12 February 2020 08:42
At half-time at Wigan, you wondered how Boro were going to get anything from the game. At full-time, you wondered how Boro hadn't won the game. Jonathan Woodgate's side were below par from start to finish but found themselves in front thanks to two fortuitous Lewis Wing strikes. From that position, against the lowest scorers in the division, a team in the bottom three and with 10 men, you've got to be winning the game. Boro didn't: Harold Moukoudi's diving header capping off a hat-trick of calamitous second half goals.

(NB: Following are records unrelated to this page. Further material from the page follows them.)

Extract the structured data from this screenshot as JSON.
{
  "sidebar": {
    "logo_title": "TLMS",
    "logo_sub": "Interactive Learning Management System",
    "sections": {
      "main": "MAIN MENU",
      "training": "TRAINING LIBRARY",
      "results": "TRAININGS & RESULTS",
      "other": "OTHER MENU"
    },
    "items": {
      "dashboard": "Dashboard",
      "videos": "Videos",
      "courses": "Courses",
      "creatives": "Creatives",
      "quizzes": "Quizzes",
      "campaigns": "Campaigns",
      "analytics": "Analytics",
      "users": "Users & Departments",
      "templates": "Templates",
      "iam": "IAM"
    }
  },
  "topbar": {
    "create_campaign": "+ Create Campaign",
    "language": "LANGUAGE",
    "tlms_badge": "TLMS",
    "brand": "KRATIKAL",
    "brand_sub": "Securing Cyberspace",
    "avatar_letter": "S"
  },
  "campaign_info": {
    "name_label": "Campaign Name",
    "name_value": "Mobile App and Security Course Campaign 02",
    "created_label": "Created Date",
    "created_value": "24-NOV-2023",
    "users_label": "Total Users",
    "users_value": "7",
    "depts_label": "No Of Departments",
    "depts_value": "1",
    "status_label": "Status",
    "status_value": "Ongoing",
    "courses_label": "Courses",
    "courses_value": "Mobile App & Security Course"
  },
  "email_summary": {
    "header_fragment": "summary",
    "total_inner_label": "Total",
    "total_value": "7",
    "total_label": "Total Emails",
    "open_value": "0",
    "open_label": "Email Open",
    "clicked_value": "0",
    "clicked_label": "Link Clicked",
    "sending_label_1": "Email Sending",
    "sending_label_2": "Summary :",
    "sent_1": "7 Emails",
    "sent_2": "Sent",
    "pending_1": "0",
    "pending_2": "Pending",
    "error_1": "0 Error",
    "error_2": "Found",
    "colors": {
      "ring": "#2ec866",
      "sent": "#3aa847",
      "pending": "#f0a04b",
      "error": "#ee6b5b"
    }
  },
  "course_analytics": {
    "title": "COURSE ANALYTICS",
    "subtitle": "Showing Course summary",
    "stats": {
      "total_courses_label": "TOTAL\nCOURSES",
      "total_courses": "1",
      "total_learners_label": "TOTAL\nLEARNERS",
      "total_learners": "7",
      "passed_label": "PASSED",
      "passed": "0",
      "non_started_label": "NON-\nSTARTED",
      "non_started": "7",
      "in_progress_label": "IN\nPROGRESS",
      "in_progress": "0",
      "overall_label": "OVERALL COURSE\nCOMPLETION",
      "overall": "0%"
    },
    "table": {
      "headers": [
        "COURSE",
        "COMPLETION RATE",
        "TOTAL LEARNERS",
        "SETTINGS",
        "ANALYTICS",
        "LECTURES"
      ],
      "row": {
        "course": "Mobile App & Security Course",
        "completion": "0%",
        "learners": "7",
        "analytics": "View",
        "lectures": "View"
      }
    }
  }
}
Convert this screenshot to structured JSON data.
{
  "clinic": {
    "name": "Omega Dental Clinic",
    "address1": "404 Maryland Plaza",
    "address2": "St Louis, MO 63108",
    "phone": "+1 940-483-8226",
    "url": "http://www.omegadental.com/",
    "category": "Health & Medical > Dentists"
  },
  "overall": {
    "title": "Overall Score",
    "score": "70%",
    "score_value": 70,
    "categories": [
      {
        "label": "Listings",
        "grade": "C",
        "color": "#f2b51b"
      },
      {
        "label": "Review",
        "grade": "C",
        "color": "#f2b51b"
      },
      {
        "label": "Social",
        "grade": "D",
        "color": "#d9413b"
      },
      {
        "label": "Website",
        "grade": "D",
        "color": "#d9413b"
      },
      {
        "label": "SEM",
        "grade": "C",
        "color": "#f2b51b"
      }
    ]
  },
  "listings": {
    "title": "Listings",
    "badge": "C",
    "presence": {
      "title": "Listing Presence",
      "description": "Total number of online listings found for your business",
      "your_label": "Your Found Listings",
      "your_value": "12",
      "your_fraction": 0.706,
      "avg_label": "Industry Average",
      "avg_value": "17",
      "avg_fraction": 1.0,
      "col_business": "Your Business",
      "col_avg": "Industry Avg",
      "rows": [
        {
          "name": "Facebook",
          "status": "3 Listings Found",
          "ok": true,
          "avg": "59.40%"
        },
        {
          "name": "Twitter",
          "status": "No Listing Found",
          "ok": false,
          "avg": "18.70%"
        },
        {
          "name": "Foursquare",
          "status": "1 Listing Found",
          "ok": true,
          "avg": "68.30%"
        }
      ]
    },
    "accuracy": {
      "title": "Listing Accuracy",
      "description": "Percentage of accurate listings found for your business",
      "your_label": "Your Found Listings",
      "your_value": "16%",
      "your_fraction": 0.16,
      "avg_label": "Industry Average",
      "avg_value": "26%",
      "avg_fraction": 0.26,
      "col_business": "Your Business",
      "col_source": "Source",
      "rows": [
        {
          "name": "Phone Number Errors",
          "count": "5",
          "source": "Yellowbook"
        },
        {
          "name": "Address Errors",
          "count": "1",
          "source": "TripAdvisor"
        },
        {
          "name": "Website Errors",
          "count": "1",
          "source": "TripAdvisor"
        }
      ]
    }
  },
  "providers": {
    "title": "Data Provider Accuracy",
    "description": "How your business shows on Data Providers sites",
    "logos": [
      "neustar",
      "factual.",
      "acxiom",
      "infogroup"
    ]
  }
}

Neither team deserved to win. For the most part, it was a throwback to the early stages of the season - Boro lacking urgency, ideas and incision in the front third of the pitch. Boro had far more of the ball than they're used to - 63% compared to a season average of 47% - but couldn't turn that into chances. Their only two shots on target were the goals - one a deflection that wrong-footed the home goalkeeper and the second a tame effort by Lewis Wing's standards that David Marshall should have saved. Still, that's taking nothing away from Wing, who has three in two games and six for the season now. Wigan should have known better than giving him that time and space. Wing and Morrison roamed and tried to make things happen but Boro were too predictable for most of the night. The game wasn't helped by referee Oliver Langford. Having watched the replay back, Woodgate was adamant Ashley Fletcher's first half goal should have stood. Paul Cook was equally as frustrated with the referee, at a loss as to how the yellow card count reached double figures in a game that wasn't bad tempered. For Boro, there's no getting away from the fact it's points dropped. At half-time on Tuesday night, they were facing the prospect of being dragged right back into the dogfight. Earlier in the season, questions were repeatedly asked about Boro's game management. In the six games since the win at Preston on New Year's Day, Boro have dropped five points from conceding goals in the last 15 minutes of games. Having those five points on the board would have lifted Boro up three places and they'd have been just three shy of Millwall in 11th. Is it a concentration issue? Is it a fitness issue? Boro don't appear to tire in games. But throwing away points from positions of strength has been a recurring theme throughout the season, starting against Luton on the opening day. Perhaps it's time to settle and stick? Woodgate's horses for courses approach has not been without its success this season. He caught both Slaven Bilic and Alex Neil off-guard with the way he set his team up against West Brom and Preston and has tended to tinker with the shape depending on the strengths and weaknesses of the opposition, rather than sticking with one formation. Even now, though, with far more options than Woodgate had six weeks or so ago, Boro's squad still looks far better suited to playing with wing-backs. Boro miss the youthful energy of Djed Spence when he's not in the side and get the best out of Coulson as a wing-back. But Boro don't have natural attacking width. At their best, with wing-backs joining the attack, they flow effortlessly going forward. Boro probed patiently but lacked the killer ball. Woodgate's willingness to tinker with the shape is no bad thing. Perhaps it's time to settle on a shape and stick. "When I came to the club I was an attacking player. "If you asked people in my Huddersfield days about me being the player I am now, they'd have laughed. With Grant Leadbitter bombing forward and scoring goals, Clayton knew he had to tinker with his game, for the benefit of himself and for the team. From a 10 to an 8 to a 6: Clayton became the sweeper midfielder, sitting deep and cleaning up, allowing others in front to thrive. Is George Saville following in Clayton's footsteps? Like Clayton, Saville arrived as a forward playing box to box midfielder, having scored 10 goals for Millwall the season previous. Saville is enjoying his best spell in a Boro shirt and his most impressive displays have come in a deeper role, cutting out and then doing the simple stuff to set the side on their way. Getting the midfield mix right has been an ongoing battle for Woodgate this season but right now Saville looks his best bet in that holding role.